Literary Influences

What can I say that millions of others haven’t already said or thought.  This is an amazing series…the consummate story of good versus evil.  I can’t image a literary life without having read J.R.R. Tolkien’s books, starting with The Hobbit and going to the end of The Lord of the Rings trilogy.  As wonderful as the movies were/are, I think reading the books was a much deeper experience and should be a part of every person’s library.

Looking back on it, I think that one of the things that stuck with me was the plight of Frodo.  When I first read it I don’t think that I quite understood what Tolkien was trying to say about the nature of evil as embodied in the ring.  Sure, it was obvious that it was evil and that it magnified extreme passions.  What I am referring to are the more subtle aspects of what it did to Frodo – how his continued possession of the ring increasingly weighed him down, how in the end it won out even over him, and how afterward his mind was irreparably harmed by the experience.  Tolkein was masterful in the way his story drew parallels with our life journey and our frailties as an imperfect species.

There are some direct connections with this philosophical/spiritual concept and what is being discovered on a scientific level.  What I am referring to is the potentiation of neural pathways in the human brain.  Thought processes and deep emotions are directly related to patterns of neural firing in the brian/cerebral cortex.  A specific thought process, if repeated over and over again, causes the strengthening, or potentiation, of the corresponding specific pattern of neurons.  Over time, the strengthening of these pathways has the potential to indelibly change who you are.  Focus on the negative and that in many respects is what you become.  These ideas are not new in the study of the neurogenesis of psychoaffective disorders such as depression and anxiety disorders.  In a way, in Frodo’s journey is a lesson for all of us – focus on evil, stay in close proximity to it, choose to keep it as company, and it will change who we are, and the damage could potentially be irreparable.  The same principle of course goes for the forces of good.

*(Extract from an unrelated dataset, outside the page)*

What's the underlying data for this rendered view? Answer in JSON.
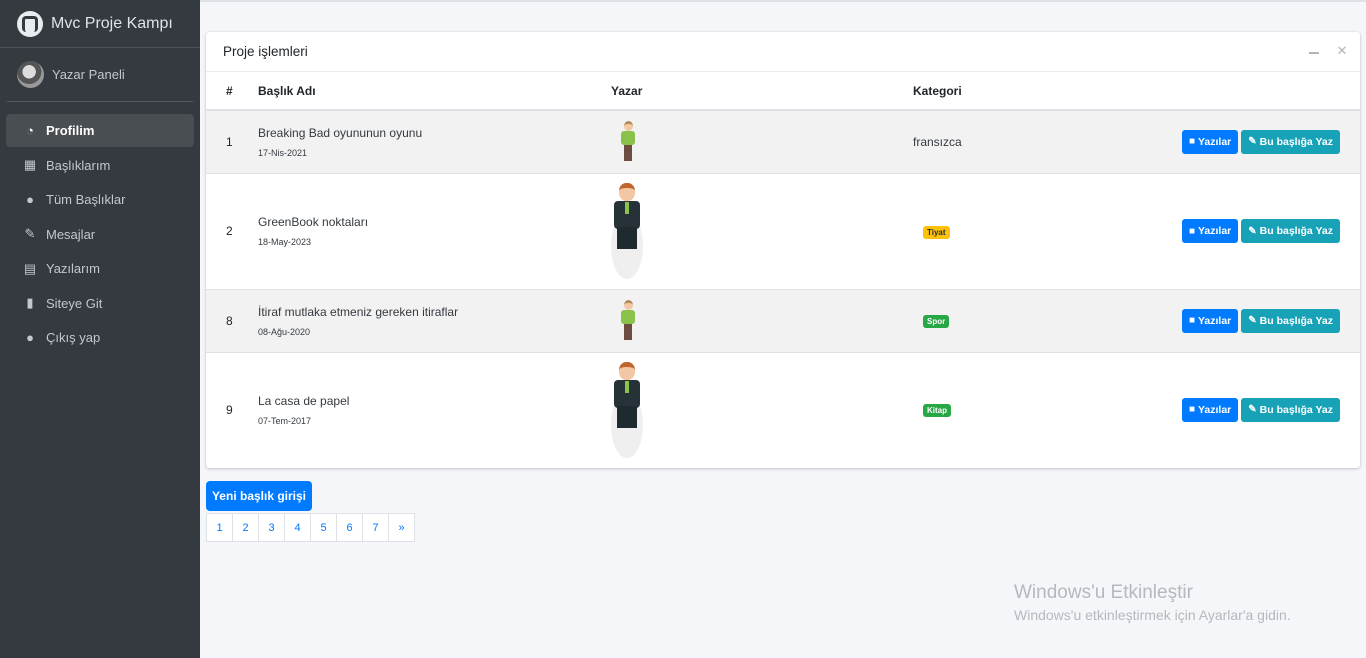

There are definite story lines within The Chronicles of Gillean that embody this concept, most poignantly with the main protagonists Jake Gillean and Ben Murray.






Ivanhoe, by Sir Walter Scott, 1820

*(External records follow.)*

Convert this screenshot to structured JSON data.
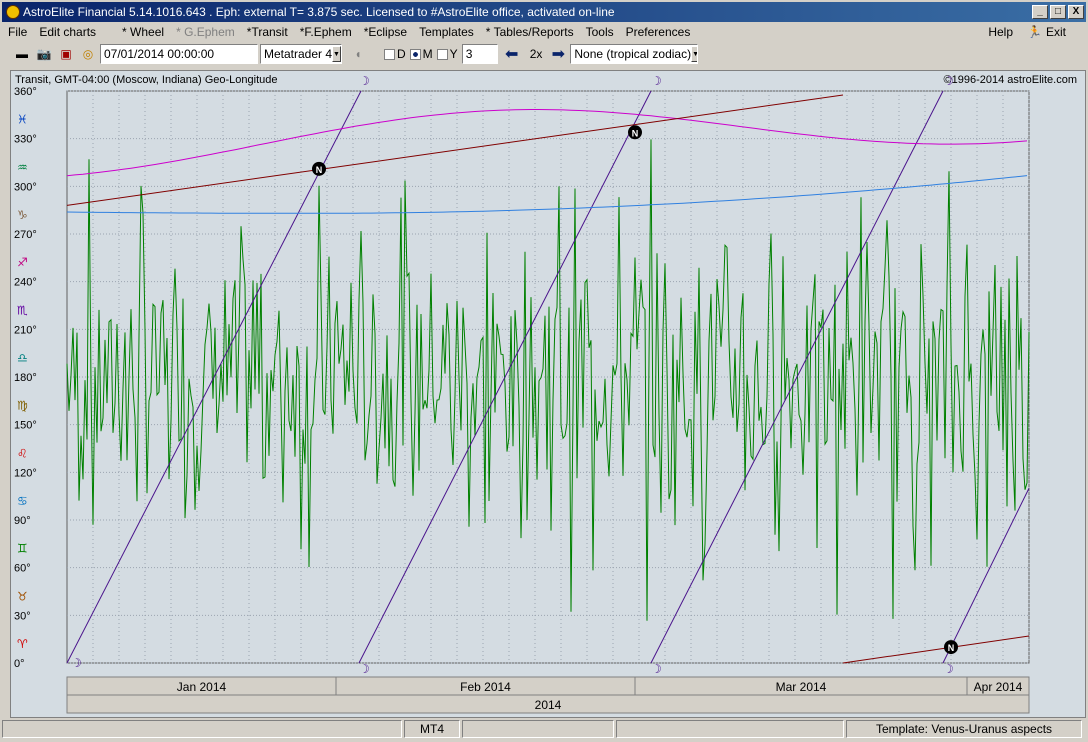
{
  "window": {
    "title": "AstroElite Financial 5.14.1016.643 . Eph: external T= 3.875 sec. Licensed to #AstroElite office, activated on-line",
    "min": "_",
    "max": "□",
    "close": "X"
  },
  "menu": {
    "items": [
      "File",
      "Edit charts",
      "* Wheel",
      "* G.Ephem",
      "*Transit",
      "*F.Ephem",
      "*Eclipse",
      "Templates",
      "* Tables/Reports",
      "Tools",
      "Preferences"
    ],
    "help": "Help",
    "exit": "Exit"
  },
  "toolbar": {
    "datetime": "07/01/2014   00:00:00",
    "source": "Metatrader 4",
    "d_label": "D",
    "m_label": "M",
    "y_label": "Y",
    "count": "3",
    "zoom": "2x",
    "zodiac": "None (tropical zodiac)"
  },
  "chart": {
    "header_left": "Transit, GMT-04:00 (Moscow, Indiana)  Geo-Longitude",
    "header_right": "©1996-2014 astroElite.com",
    "y_ticks": [
      "0°",
      "30°",
      "60°",
      "90°",
      "120°",
      "150°",
      "180°",
      "210°",
      "240°",
      "270°",
      "300°",
      "330°",
      "360°"
    ],
    "zodiac_glyphs": [
      "♈",
      "♉",
      "♊",
      "♋",
      "♌",
      "♍",
      "♎",
      "♏",
      "♐",
      "♑",
      "♒",
      "♓"
    ],
    "zodiac_colors": [
      "#d00000",
      "#a05000",
      "#008000",
      "#0070c0",
      "#d00000",
      "#806000",
      "#008080",
      "#6000a0",
      "#c00080",
      "#806040",
      "#008040",
      "#0040c0"
    ],
    "months": [
      "Jan 2014",
      "Feb 2014",
      "Mar 2014",
      "Apr 2014"
    ],
    "year": "2014",
    "node_label": "N",
    "moon_glyph": "☽",
    "colors": {
      "price": "#008000",
      "moon": "#4a148c",
      "venus": "#cc00cc",
      "uranus": "#3080e0",
      "node": "#800000",
      "bg": "#d4dce2",
      "grid": "#9aa4b0"
    }
  },
  "status": {
    "source": "MT4",
    "template": "Template: Venus-Uranus aspects"
  }
}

Certainly can’t think of childhood and the wild influences books have had on my imagination without thinking of Ivanhoe.  This story boasts a cast of characters that are memorable and continue to spark imaginations almost 200 years after pen was first put to paper.  The cast includes the disowned son – Wilfred, his angry father Cedric, the band of outlaws following Robin of Locksely, King Richard the Lionhearted returning to claim his throne, the beautiful Rowena and Rebecca, and a cast of villains including Prince John, Brian de Bois-Guilbert, Reginald Front-de-Boeuf, and Maurice de Bracy.

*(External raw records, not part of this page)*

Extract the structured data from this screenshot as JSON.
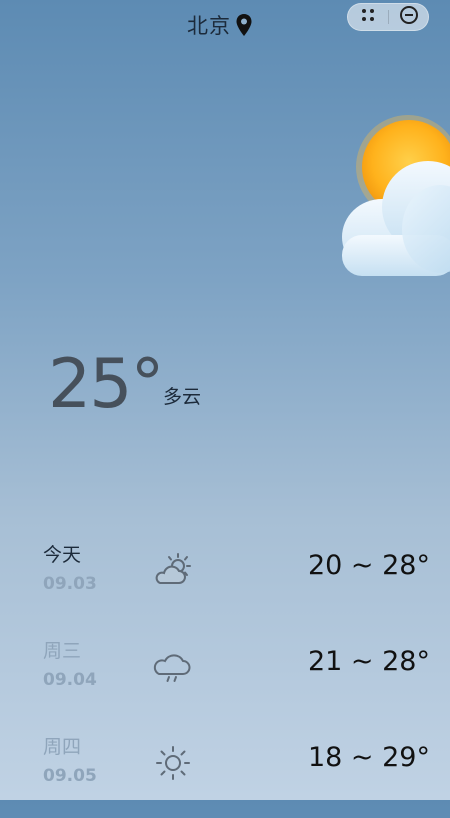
{
  "header": {
    "city": "北京",
    "location_icon": "location-pin-icon",
    "capsule": {
      "more_icon": "more-dots-icon",
      "close_icon": "close-minus-icon"
    }
  },
  "current": {
    "temperature": "25°",
    "condition": "多云",
    "hero_icon": "sun-behind-cloud-icon"
  },
  "forecast": [
    {
      "day": "今天",
      "date": "09.03",
      "icon": "partly-cloudy-icon",
      "range": "20 ~ 28°",
      "day_color": "#1c2a3a"
    },
    {
      "day": "周三",
      "date": "09.04",
      "icon": "cloud-rain-icon",
      "range": "21 ~ 28°",
      "day_color": "#8fa5bb"
    },
    {
      "day": "周四",
      "date": "09.05",
      "icon": "sun-icon",
      "range": "18 ~ 29°",
      "day_color": "#8fa5bb"
    }
  ],
  "colors": {
    "background_top": "#5d8bb3",
    "background_bottom": "#c0d2e4",
    "sun": "#ffb020",
    "cloud": "#e8f3fb"
  }
}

In the story, set in Twelfth Century England, we see people driven by passions and emotions.  Through their trials we can certainly gain an insight into what Sir Walter Scott may have witnessed in the struggles of his day.  Through his work it is easy to imagine what he might have said if asked at a dinner party his opinion about the nature of man.  He said as much in his work. He portrayed ambitious and ruthless men wrapping themselves in cloaks of clerical righteousness. Those with power and means, the nobility, disenfranchised others of less socially fortunate birth.  Even those of lower birth embraced the extreme hatreds and prejudice of the day…in this case anti-semitism.  At the same time, there is an opposing force, a force for good fighting valiantly against the negatives humanity has to offer.  At its heart – it’s a wonderful old-fashioned tale of good versus evil.  You have to read it for yourself to see how it ends.